For product placement to occur, money need not change hands. In fact, the most commonly cited cases of product placements, including FedEx in Castaway and Junior Mints in Seinfeld, saw no money exchange hands. Even Reese’s Pieces in E.T., the all-time most cited case of product placement, saw no payment.
As with fashion stylists and celebrities, brands have relationships with prop masters or Hollywood agencies that specialize in providing products to production designers for use in film. In many cases these products are “pre-cleared” for use, and that is the how they receive placement. Apple computers is a master of this non-paid product placement. So while paid product placement is becoming more common, unpaid placement is — contrary to popular, and the New York Times‘, opinion — still the norm.
Finally, the Times notes that “Coors did not respond to requests for comment, perhaps because the cameo in Tron: Legacy is tiny compared with what remains its cinematic claim to fame, Smokey and the Bandit.” But it is far more likely that Coors (and Disney) will not respond for comment on the placement in the hopes that attention to it goes away.

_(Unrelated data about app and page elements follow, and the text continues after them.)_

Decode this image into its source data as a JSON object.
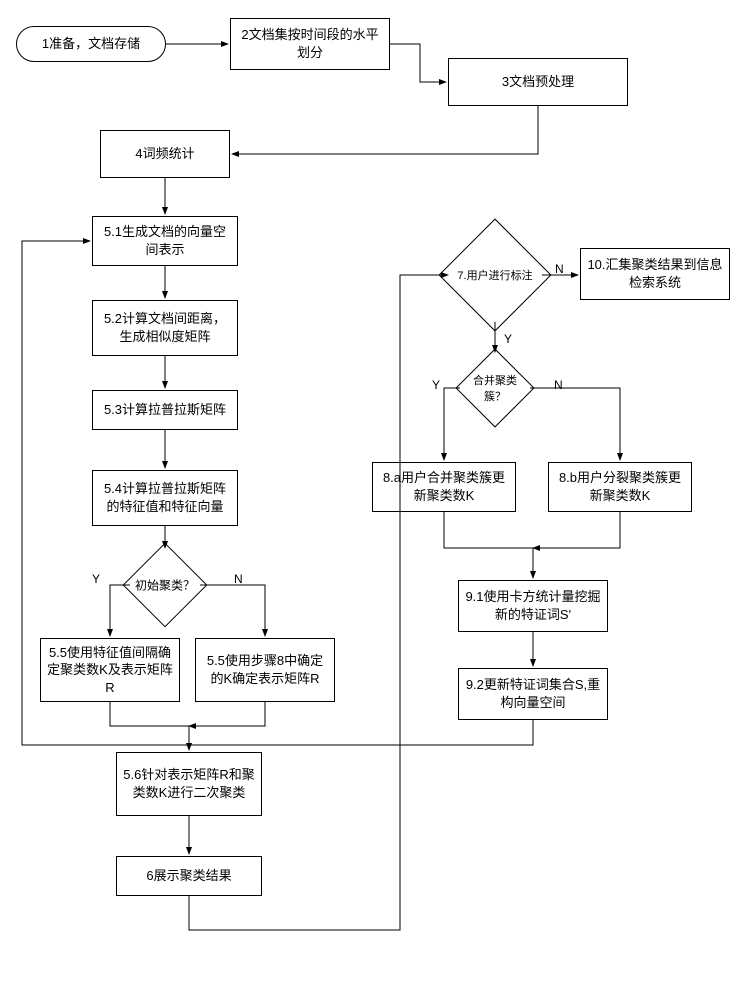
{
  "nodes": {
    "n1": "1准备，文档存储",
    "n2": "2文档集按时间段的水平划分",
    "n3": "3文档预处理",
    "n4": "4词频统计",
    "n5_1": "5.1生成文档的向量空间表示",
    "n5_2": "5.2计算文档间距离，生成相似度矩阵",
    "n5_3": "5.3计算拉普拉斯矩阵",
    "n5_4": "5.4计算拉普拉斯矩阵的特征值和特征向量",
    "d_init": "初始聚类？",
    "n5_5a": "5.5使用特征值间隔确定聚类数K及表示矩阵R",
    "n5_5b": "5.5使用步骤8中确定的K确定表示矩阵R",
    "n5_6": "5.6针对表示矩阵R和聚类数K进行二次聚类",
    "n6": "6展示聚类结果",
    "d7": "7.用户进行标注",
    "d_merge": "合并聚类簇？",
    "n8a": "8.a用户合并聚类簇更新聚类数K",
    "n8b": "8.b用户分裂聚类簇更新聚类数K",
    "n9_1": "9.1使用卡方统计量挖掘新的特证词S'",
    "n9_2": "9.2更新特证词集合S,重构向量空间",
    "n10": "10.汇集聚类结果到信息检索系统"
  },
  "labels": {
    "Y": "Y",
    "N": "N"
  }
}
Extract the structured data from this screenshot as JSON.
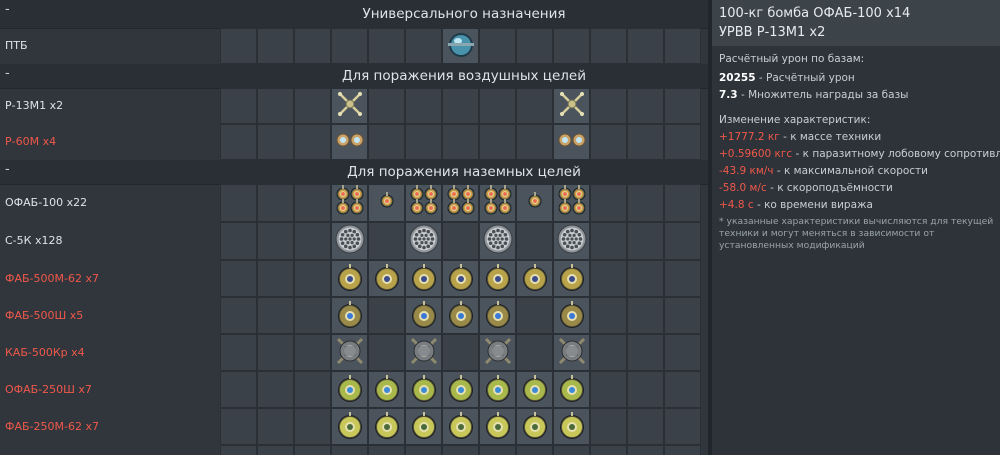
{
  "sections": [
    {
      "dash": "-",
      "title": "Универсального назначения"
    },
    {
      "dash": "-",
      "title": "Для поражения воздушных целей"
    },
    {
      "dash": "-",
      "title": "Для поражения наземных целей"
    }
  ],
  "weapons": [
    {
      "label": "ПТБ",
      "color": "white",
      "icon": "drop-tank-icon"
    },
    {
      "label": "Р-13М1 x2",
      "color": "white",
      "icon": "missile-crossed-icon"
    },
    {
      "label": "Р-60М x4",
      "color": "red",
      "icon": "missile-pair-icon"
    },
    {
      "label": "ОФАБ-100 x22",
      "color": "white",
      "icon": "small-bomb-cluster-icon"
    },
    {
      "label": "С-5К x128",
      "color": "white",
      "icon": "rocket-pod-icon"
    },
    {
      "label": "ФАБ-500М-62 x7",
      "color": "red",
      "icon": "bomb-yellow-icon"
    },
    {
      "label": "ФАБ-500Ш x5",
      "color": "red",
      "icon": "bomb-blue-icon"
    },
    {
      "label": "КАБ-500Кр x4",
      "color": "red",
      "icon": "guided-bomb-icon"
    },
    {
      "label": "ОФАБ-250Ш x7",
      "color": "red",
      "icon": "bomb-green-icon"
    },
    {
      "label": "ФАБ-250М-62 x7",
      "color": "red",
      "icon": "bomb-lime-icon"
    }
  ],
  "colors": {
    "accent_red": "#f0584a",
    "panel": "#2d3339",
    "header": "#3c4349"
  },
  "info": {
    "title_line1": "100-кг бомба ОФАБ-100 x14",
    "title_line2": "УРВВ Р-13М1 x2",
    "damage_heading": "Расчётный урон по базам:",
    "damage_value": "20255",
    "damage_label": " - Расчётный урон",
    "mult_value": "7.3",
    "mult_label": " - Множитель награды за базы",
    "changes_heading": "Изменение характеристик:",
    "changes": [
      {
        "value": "+1777.2 кг",
        "label": " - к массе техники"
      },
      {
        "value": "+0.59600 кгс",
        "label": " - к паразитному лобовому сопротивлению"
      },
      {
        "value": "-43.9 км/ч",
        "label": " - к максимальной скорости"
      },
      {
        "value": "-58.0 м/с",
        "label": " - к скороподъёмности"
      },
      {
        "value": "+4.8 с",
        "label": " - ко времени виража"
      }
    ],
    "note": "* указанные характеристики вычисляются для текущей техники и могут меняться в зависимости от установленных модификаций"
  }
}
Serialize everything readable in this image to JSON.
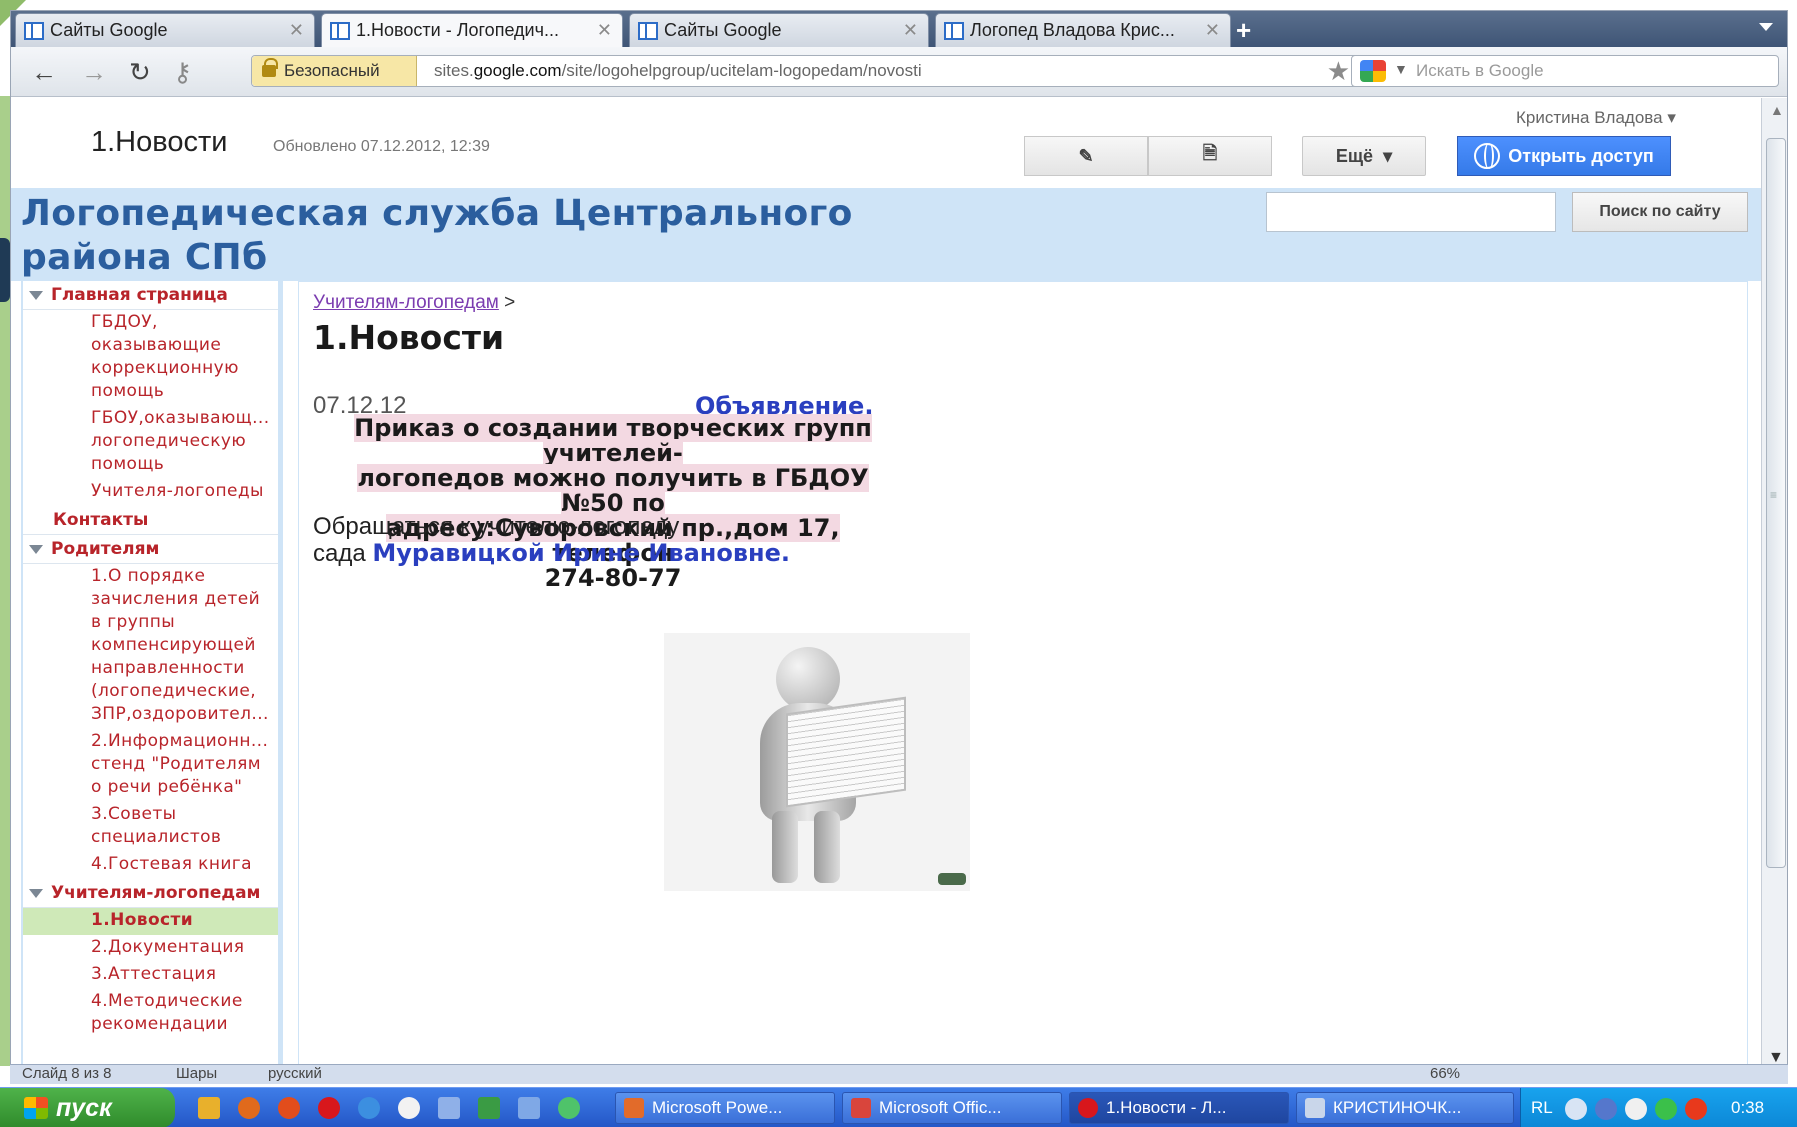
{
  "browser": {
    "tabs": [
      {
        "label": "Сайты Google",
        "active": false
      },
      {
        "label": "1.Новости - Логопедич...",
        "active": true
      },
      {
        "label": "Сайты Google",
        "active": false
      },
      {
        "label": "Логопед Владова Крис...",
        "active": false
      }
    ],
    "security_label": "Безопасный",
    "url_prefix": "sites.",
    "url_domain": "google.com",
    "url_path": "/site/logohelpgroup/ucitelam-logopedam/novosti",
    "search_placeholder": "Искать в Google"
  },
  "site": {
    "user_menu": "Кристина Владова",
    "page_title": "1.Новости",
    "updated": "Обновлено 07.12.2012, 12:39",
    "more_label": "Ещё",
    "share_label": "Открыть доступ",
    "site_title": "Логопедическая служба Центрального района СПб",
    "search_button": "Поиск по сайту"
  },
  "sidebar": {
    "sections": [
      {
        "label": "Главная страница",
        "items": [
          "ГБДОУ, оказывающие коррекционную помощь",
          "ГБОУ,оказывающ... логопедическую помощь",
          "Учителя-логопеды"
        ]
      },
      {
        "label": "Контакты",
        "items": []
      },
      {
        "label": "Родителям",
        "items": [
          "1.О порядке зачисления детей в группы компенсирующей направленности (логопедические, ЗПР,оздоровител...",
          "2.Информационн... стенд \"Родителям о речи ребёнка\"",
          "3.Советы специалистов",
          "4.Гостевая книга"
        ]
      },
      {
        "label": "Учителям-логопедам",
        "items": [
          "1.Новости",
          "2.Документация",
          "3.Аттестация",
          "4.Методические рекомендации"
        ]
      }
    ]
  },
  "content": {
    "breadcrumb_link": "Учителям-логопедам",
    "breadcrumb_sep": ">",
    "title": "1.Новости",
    "post_date": "07.12.12",
    "announcement": "Объявление.",
    "order_line1": "Приказ о создании творческих групп учителей-",
    "order_line2": "логопедов можно получить   в ГБДОУ №50 по",
    "order_line3_a": "адресу:Суворовский пр.,дом 17,",
    "order_line3_b": " телефон",
    "order_line4": "274-80-77",
    "contact_line1": "Обращаться к учителю-логопеду",
    "contact_line2": "сада ",
    "contact_name": "Муравицкой Ирине Ивановне."
  },
  "ppt_status": {
    "slide": "Слайд 8 из 8",
    "theme": "Шары",
    "lang": "русский",
    "zoom": "66%"
  },
  "taskbar": {
    "start_label": "пуск",
    "tasks": [
      "Microsoft Powe...",
      "Microsoft Offic...",
      "1.Новости - Л...",
      "КРИСТИНОЧК..."
    ],
    "lang": "RL",
    "clock": "0:38"
  }
}
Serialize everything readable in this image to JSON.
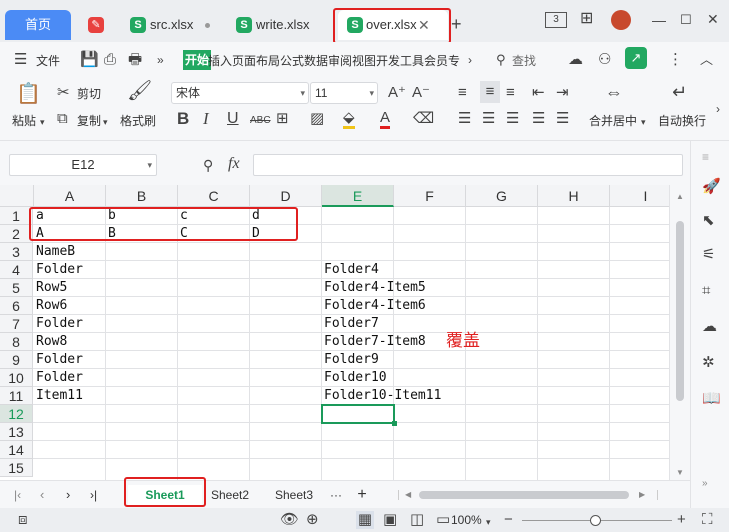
{
  "titlebar": {
    "home_tab": "首页",
    "tabs": [
      {
        "label": "src.xlsx",
        "badge": "S"
      },
      {
        "label": "write.xlsx",
        "badge": "S"
      },
      {
        "label": "over.xlsx",
        "badge": "S"
      }
    ],
    "window_badge": "3",
    "colors": {
      "home": "#4b8bf5",
      "badge": "#22a861",
      "pdf_badge": "#e8413e"
    }
  },
  "menu": {
    "file": "文件",
    "start": "开始",
    "rest": "插入页面布局公式数据审阅视图开发工具会员专",
    "search": "查找"
  },
  "ribbon": {
    "paste": "粘贴",
    "cut": "剪切",
    "copy": "复制",
    "format_painter": "格式刷",
    "font_name": "宋体",
    "font_size": "11",
    "bold": "B",
    "italic": "I",
    "underline": "U",
    "strike": "ABC",
    "merge_center": "合并居中",
    "wrap": "自动换行"
  },
  "formula_bar": {
    "name_box": "E12",
    "fx": "fx",
    "value": ""
  },
  "grid": {
    "columns": [
      "A",
      "B",
      "C",
      "D",
      "E",
      "F",
      "G",
      "H",
      "I"
    ],
    "selected_column": "E",
    "rows": [
      "1",
      "2",
      "3",
      "4",
      "5",
      "6",
      "7",
      "8",
      "9",
      "10",
      "11",
      "12",
      "13",
      "14",
      "15"
    ],
    "selected_row": "12",
    "cells": {
      "A1": "a",
      "B1": "b",
      "C1": "c",
      "D1": "d",
      "A2": "A",
      "B2": "B",
      "C2": "C",
      "D2": "D",
      "A3": "NameB",
      "A4": "Folder",
      "E4": "Folder4",
      "A5": "Row5",
      "E5": "Folder4-Item5",
      "A6": "Row6",
      "E6": "Folder4-Item6",
      "A7": "Folder",
      "E7": "Folder7",
      "A8": "Row8",
      "E8": "Folder7-Item8",
      "A9": "Folder",
      "E9": "Folder9",
      "A10": "Folder",
      "E10": "Folder10",
      "A11": "Item11",
      "E11": "Folder10-Item11"
    },
    "annotation": "覆盖"
  },
  "sheets": {
    "tabs": [
      "Sheet1",
      "Sheet2",
      "Sheet3"
    ],
    "active": "Sheet1",
    "more": "···",
    "add": "+"
  },
  "status": {
    "zoom": "100%"
  }
}
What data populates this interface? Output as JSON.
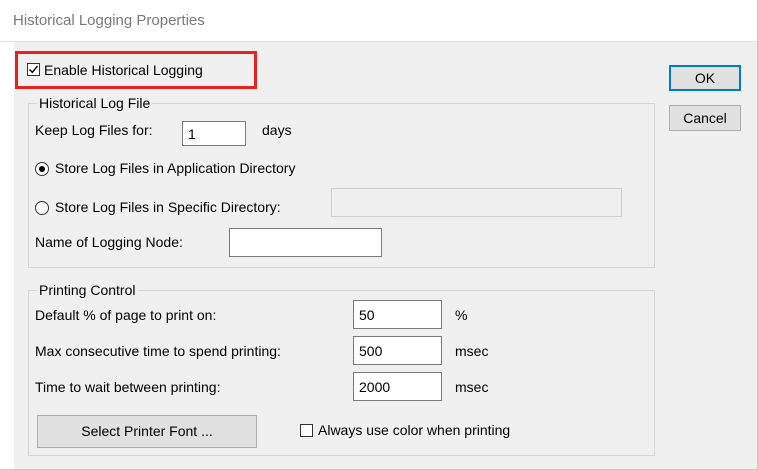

You see, Coors is a beer. Disney Studio’s Tron: Legacy is rated PG (i.e., very children-friendly). And Coors should have already learned its lesson four years ago when the “Silver Bullet” was protested (and sued) over its heavy involvement in the PG-13 Scary Movie franchise. See the Tron:Legacy clip with the Coors placement, below:
Maybe Tron: Legacy should have stuck with the product placement in the original Tron: Pepsi (below).